You would never invite friends over for a dinner party, and fork out $90 a kilo for your Dry Aged Wagyu beef without telling them about it, and most of us wouldn’t go and eat at a fancy hatted restaurant on our own. 

When any consumer buys a luxury brand, part of what they are buying may well be self indulgence, but by and large it is self promotion that they are after. 

Luxury brands are most lucrative when they can be shared.

Any attempt to sell a luxury item to any consumer that has no brand will fail, no matter how good the actual product is. And if your strategy is simply to put your product out there and let it stand on its own two feet, you are crazy. None of us have control over organic social media, and your competitors certainly aren’t going to sit back and let you get a free kick. 

Now let’s look at this same scenario and replace the word marketing, with growth. 

Instead of your marketing strategy being an afterthought, suddenly your strategy for growth is fundamental to your future success. 

A marketing strategy is more likely to have an end date that is short term, plan it, print it, distribute it, and it’s done.

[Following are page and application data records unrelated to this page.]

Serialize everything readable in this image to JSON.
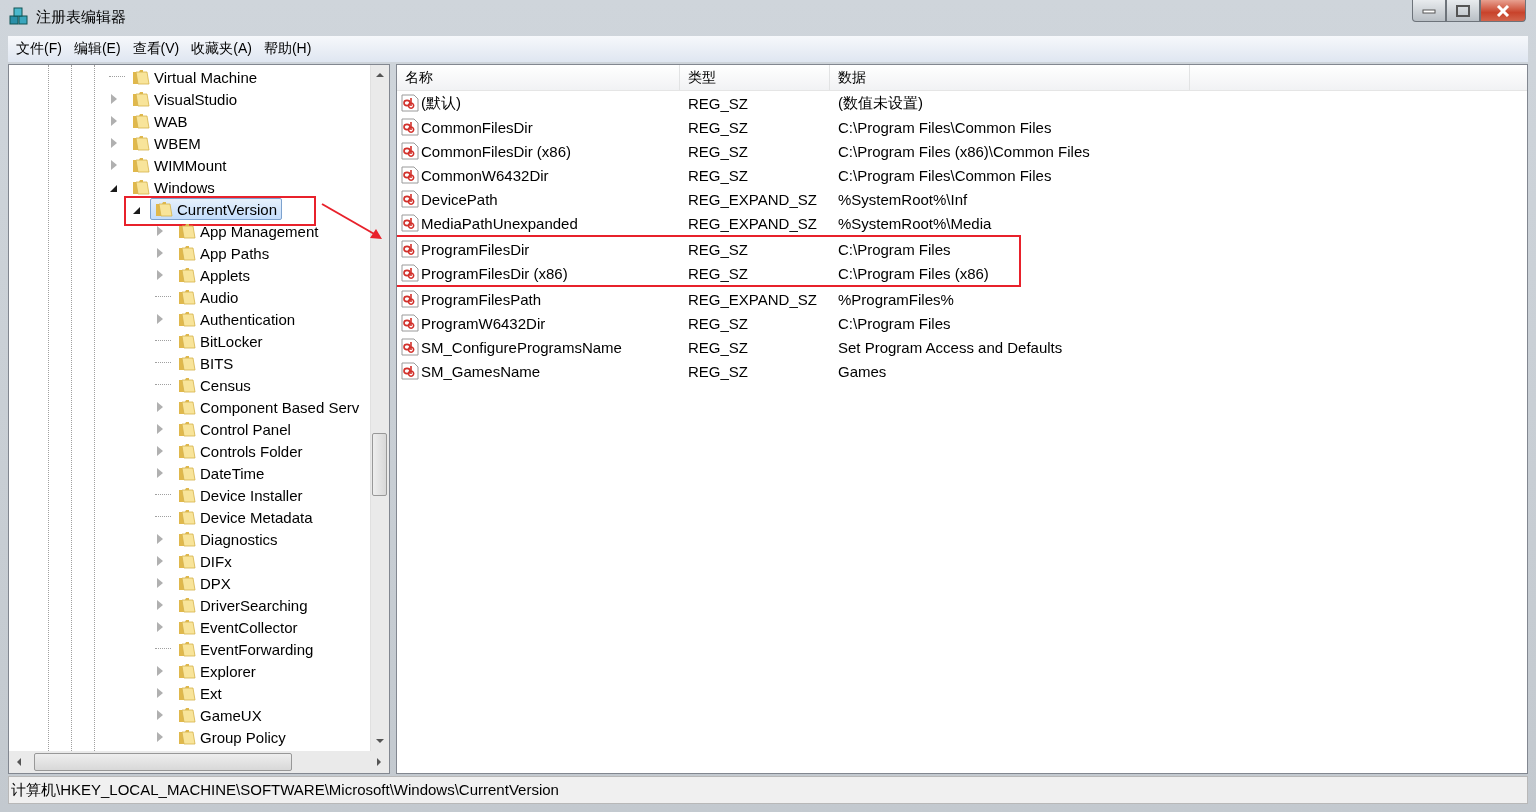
{
  "window": {
    "title": "注册表编辑器"
  },
  "menu": [
    "文件(F)",
    "编辑(E)",
    "查看(V)",
    "收藏夹(A)",
    "帮助(H)"
  ],
  "tree": [
    {
      "label": "Virtual Machine",
      "has_children": false,
      "selected": false,
      "marked": false
    },
    {
      "label": "VisualStudio",
      "has_children": true,
      "expanded": false,
      "selected": false,
      "marked": false
    },
    {
      "label": "WAB",
      "has_children": true,
      "expanded": false,
      "selected": false,
      "marked": false
    },
    {
      "label": "WBEM",
      "has_children": true,
      "expanded": false,
      "selected": false,
      "marked": false
    },
    {
      "label": "WIMMount",
      "has_children": true,
      "expanded": false,
      "selected": false,
      "marked": false
    },
    {
      "label": "Windows",
      "has_children": true,
      "expanded": true,
      "selected": false,
      "marked": false,
      "children": [
        {
          "label": "CurrentVersion",
          "has_children": true,
          "expanded": true,
          "selected": true,
          "marked": true,
          "children": [
            {
              "label": "App Management",
              "has_children": true,
              "expanded": false,
              "selected": false,
              "marked": false
            },
            {
              "label": "App Paths",
              "has_children": true,
              "expanded": false,
              "selected": false,
              "marked": false
            },
            {
              "label": "Applets",
              "has_children": true,
              "expanded": false,
              "selected": false,
              "marked": false
            },
            {
              "label": "Audio",
              "has_children": false,
              "selected": false,
              "marked": false
            },
            {
              "label": "Authentication",
              "has_children": true,
              "expanded": false,
              "selected": false,
              "marked": false
            },
            {
              "label": "BitLocker",
              "has_children": false,
              "selected": false,
              "marked": false
            },
            {
              "label": "BITS",
              "has_children": false,
              "selected": false,
              "marked": false
            },
            {
              "label": "Census",
              "has_children": false,
              "selected": false,
              "marked": false
            },
            {
              "label": "Component Based Serv",
              "has_children": true,
              "expanded": false,
              "selected": false,
              "marked": false
            },
            {
              "label": "Control Panel",
              "has_children": true,
              "expanded": false,
              "selected": false,
              "marked": false
            },
            {
              "label": "Controls Folder",
              "has_children": true,
              "expanded": false,
              "selected": false,
              "marked": false
            },
            {
              "label": "DateTime",
              "has_children": true,
              "expanded": false,
              "selected": false,
              "marked": false
            },
            {
              "label": "Device Installer",
              "has_children": false,
              "selected": false,
              "marked": false
            },
            {
              "label": "Device Metadata",
              "has_children": false,
              "selected": false,
              "marked": false
            },
            {
              "label": "Diagnostics",
              "has_children": true,
              "expanded": false,
              "selected": false,
              "marked": false
            },
            {
              "label": "DIFx",
              "has_children": true,
              "expanded": false,
              "selected": false,
              "marked": false
            },
            {
              "label": "DPX",
              "has_children": true,
              "expanded": false,
              "selected": false,
              "marked": false
            },
            {
              "label": "DriverSearching",
              "has_children": true,
              "expanded": false,
              "selected": false,
              "marked": false
            },
            {
              "label": "EventCollector",
              "has_children": true,
              "expanded": false,
              "selected": false,
              "marked": false
            },
            {
              "label": "EventForwarding",
              "has_children": false,
              "selected": false,
              "marked": false
            },
            {
              "label": "Explorer",
              "has_children": true,
              "expanded": false,
              "selected": false,
              "marked": false
            },
            {
              "label": "Ext",
              "has_children": true,
              "expanded": false,
              "selected": false,
              "marked": false
            },
            {
              "label": "GameUX",
              "has_children": true,
              "expanded": false,
              "selected": false,
              "marked": false
            },
            {
              "label": "Group Policy",
              "has_children": true,
              "expanded": false,
              "selected": false,
              "marked": false
            }
          ]
        }
      ]
    }
  ],
  "table": {
    "columns": [
      "名称",
      "类型",
      "数据"
    ],
    "rows": [
      {
        "name": "(默认)",
        "type": "REG_SZ",
        "data": "(数值未设置)",
        "marked": false
      },
      {
        "name": "CommonFilesDir",
        "type": "REG_SZ",
        "data": "C:\\Program Files\\Common Files",
        "marked": false
      },
      {
        "name": "CommonFilesDir (x86)",
        "type": "REG_SZ",
        "data": "C:\\Program Files (x86)\\Common Files",
        "marked": false
      },
      {
        "name": "CommonW6432Dir",
        "type": "REG_SZ",
        "data": "C:\\Program Files\\Common Files",
        "marked": false
      },
      {
        "name": "DevicePath",
        "type": "REG_EXPAND_SZ",
        "data": "%SystemRoot%\\Inf",
        "marked": false
      },
      {
        "name": "MediaPathUnexpanded",
        "type": "REG_EXPAND_SZ",
        "data": "%SystemRoot%\\Media",
        "marked": false
      },
      {
        "name": "ProgramFilesDir",
        "type": "REG_SZ",
        "data": "C:\\Program Files",
        "marked": true
      },
      {
        "name": "ProgramFilesDir (x86)",
        "type": "REG_SZ",
        "data": "C:\\Program Files (x86)",
        "marked": true
      },
      {
        "name": "ProgramFilesPath",
        "type": "REG_EXPAND_SZ",
        "data": "%ProgramFiles%",
        "marked": false
      },
      {
        "name": "ProgramW6432Dir",
        "type": "REG_SZ",
        "data": "C:\\Program Files",
        "marked": false
      },
      {
        "name": "SM_ConfigureProgramsName",
        "type": "REG_SZ",
        "data": "Set Program Access and Defaults",
        "marked": false
      },
      {
        "name": "SM_GamesName",
        "type": "REG_SZ",
        "data": "Games",
        "marked": false
      }
    ]
  },
  "status_bar": "计算机\\HKEY_LOCAL_MACHINE\\SOFTWARE\\Microsoft\\Windows\\CurrentVersion"
}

Whereas a strategy for growth is ongoing, longer term, bigger picture stuff that comes up much earlier in your business planning – if not right at the conception stage. 

Planning for growth is usually ‘why’ you’re in business in the first place. Most people go into business because they see an opportunity for the future. They see a chance to have something more than just a job. Building a company employs others, sure, but that entity is what you’re directing, and the dreams are usually big. 

Any plans for growth in 2020 and beyond must be centred on acquiring new customers through digital channels, and that’s the equation that the term ‘marketing’ tends to block. 

 

Digital = Business Growth, period

I’m not saying all of those tactics that are connotations of the old school marketing strategy can’t be helpful, logo design and colour aesthetics etc. But how you find, engage and acquire new customers through digital channels is very different from traditional advertising philosophies. 

Marketing through mobile especially is vastly different. It’s about delivering personalised experiences at scale, a concept that can be very hard to grasp with a traditional mass-media mindset.

I know it might sound like we’re playing semantics, but having a marketing strategy that is developed after you’ve already made your business plan is not going to get you there, or keep you there. 

Having a strategy for growth however, will.

So don’t be limited by old school terminology – changing your vocabulary can help you change the way you think. Don’t sell yourself short by focussing only on what you know today. Things are changing fast out there and the goal should be to change fast with it, and grow, grow, grow.